Police Minister Bheki Cele Photo: Facebook

Police Minister Bheki Cele will meet Western Cape Total Shutdown Communities (WCTSC) leaders again next week to discuss their concerns about the economic system, which they say is to blame, among others, for the high levels of poverty, crime and gangsterism.

Cele met Bonteheuwel residents and WCTSC leaders on Wednesday subsequent to the Total Shutdown protests. Emotions ran high at the meeting when residents chased away Mayco member for safety and security JP Smith and local ward councillor Angus McKenzie from the venue.

The minister would not engage them before Smith and McKenzie agreed to leave the meeting.

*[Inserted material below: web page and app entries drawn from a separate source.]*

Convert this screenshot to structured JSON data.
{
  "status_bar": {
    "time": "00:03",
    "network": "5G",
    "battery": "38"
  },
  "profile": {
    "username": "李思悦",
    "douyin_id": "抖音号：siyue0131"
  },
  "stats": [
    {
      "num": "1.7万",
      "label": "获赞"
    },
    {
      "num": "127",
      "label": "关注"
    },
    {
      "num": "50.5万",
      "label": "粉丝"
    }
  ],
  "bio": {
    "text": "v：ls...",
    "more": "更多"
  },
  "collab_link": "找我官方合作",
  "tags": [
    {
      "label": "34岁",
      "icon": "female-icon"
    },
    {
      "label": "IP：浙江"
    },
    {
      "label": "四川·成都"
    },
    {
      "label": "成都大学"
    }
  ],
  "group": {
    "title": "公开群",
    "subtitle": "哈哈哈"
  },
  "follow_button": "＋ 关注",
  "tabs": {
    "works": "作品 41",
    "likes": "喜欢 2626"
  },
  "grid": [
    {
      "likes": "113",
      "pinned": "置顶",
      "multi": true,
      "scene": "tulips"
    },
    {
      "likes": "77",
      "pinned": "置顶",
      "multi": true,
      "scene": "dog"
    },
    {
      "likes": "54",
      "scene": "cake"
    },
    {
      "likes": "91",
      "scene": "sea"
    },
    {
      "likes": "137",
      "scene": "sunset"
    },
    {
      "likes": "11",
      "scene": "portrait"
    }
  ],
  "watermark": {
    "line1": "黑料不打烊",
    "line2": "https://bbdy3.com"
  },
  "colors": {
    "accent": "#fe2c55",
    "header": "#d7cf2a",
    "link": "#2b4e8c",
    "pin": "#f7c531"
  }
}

Commenting on Smith and McKenzie being ejected from the meeting, Gatto Wanza of WCTSC told the Cape Times on Thursday the "DA is guilty of continuing the old apartheid way of governance, of thinking they control the way we think, the way we do things, and we are tired of that. The old apartheid way of doing things must come to an end and we the people must come together".

Wanza said it was a fruitful meeting with Cele. "We have a plan and we will be meeting with the minister again on October 3 and sit down and share the plan. 

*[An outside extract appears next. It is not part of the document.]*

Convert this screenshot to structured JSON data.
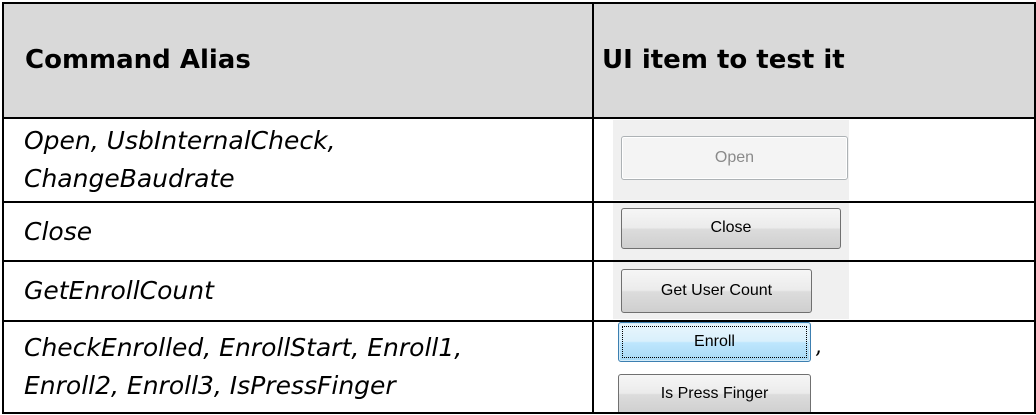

"The meeting will not be about crime and gangsterism, but about the economic system that is not working for us. We need to redevelop the economic system from the grass-roots level."

Wanza said Cele will be talking to his colleagues in the cabinet in the meantime and seeing as "there is only one government", feels the police minister will be able to their case forward.

On Wednesday, the police minister was shown a video of the protest, where eight people from Bonteheuwel were arrested, with the police resorting to firing stun grenades and rubber bullets. In total, 24 people were arrested across the city, with only one person, who had his case dismissed, appearing in court on Wednesday.

On Thursday, Cele acknowledged more police officers needed to be assigned to the Western Cape, but that there was a shortage nationally, the SABC reported.

“The issue of the shortage of police personnel in the Western Cape is a national issue, it is not them only. Thus far we have pulled people from other provinces to increase the numbers in that area.

"We agree, we're working on numbers of people we're going to send on training. We are not going to give the number now, which is more than a thousand people, and those people will be trained for Cape Town.”

The Cape Argus reported that Henriette Abraham of WCTSC called on Cele on Wednesday to spend time in Bonteheuwel and use public transport without bodyguards, “to see how the community lives”.

“Every day we are robbed on our way to work; our children are being manhandled by gangsters on their way to school because they want them to join gangs,” said Abrahams.

Abraham's community depended on a satellite police station that closed before midnight.